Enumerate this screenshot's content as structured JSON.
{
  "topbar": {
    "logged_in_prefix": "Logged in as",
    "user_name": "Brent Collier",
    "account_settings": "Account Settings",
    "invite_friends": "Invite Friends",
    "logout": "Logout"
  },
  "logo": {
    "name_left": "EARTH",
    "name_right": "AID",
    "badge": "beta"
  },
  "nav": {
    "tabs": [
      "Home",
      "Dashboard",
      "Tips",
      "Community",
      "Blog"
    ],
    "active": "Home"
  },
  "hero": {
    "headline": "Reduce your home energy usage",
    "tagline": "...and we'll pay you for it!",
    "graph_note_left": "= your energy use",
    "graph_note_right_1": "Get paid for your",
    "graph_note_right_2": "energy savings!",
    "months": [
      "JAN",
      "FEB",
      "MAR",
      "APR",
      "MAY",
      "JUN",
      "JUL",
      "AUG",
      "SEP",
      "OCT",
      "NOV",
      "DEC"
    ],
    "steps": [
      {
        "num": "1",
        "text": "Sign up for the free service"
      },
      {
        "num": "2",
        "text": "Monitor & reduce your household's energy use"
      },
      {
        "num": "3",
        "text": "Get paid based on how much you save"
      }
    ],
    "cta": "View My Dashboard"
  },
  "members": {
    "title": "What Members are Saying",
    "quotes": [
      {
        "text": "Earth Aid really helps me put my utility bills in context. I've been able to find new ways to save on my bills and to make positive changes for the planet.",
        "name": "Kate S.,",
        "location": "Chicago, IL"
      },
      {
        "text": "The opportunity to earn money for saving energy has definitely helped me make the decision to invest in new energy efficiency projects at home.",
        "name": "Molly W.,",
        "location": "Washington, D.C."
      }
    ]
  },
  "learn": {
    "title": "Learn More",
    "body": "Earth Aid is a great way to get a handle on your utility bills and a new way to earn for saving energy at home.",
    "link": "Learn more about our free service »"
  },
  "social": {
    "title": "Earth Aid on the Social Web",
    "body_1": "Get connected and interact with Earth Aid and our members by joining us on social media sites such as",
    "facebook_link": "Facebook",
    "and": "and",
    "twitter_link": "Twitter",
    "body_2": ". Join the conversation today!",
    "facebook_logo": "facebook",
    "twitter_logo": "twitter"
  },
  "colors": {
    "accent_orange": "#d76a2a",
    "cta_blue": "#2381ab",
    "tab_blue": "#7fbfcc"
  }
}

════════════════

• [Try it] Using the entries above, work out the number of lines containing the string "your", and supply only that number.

• [Solution to the exercise] 5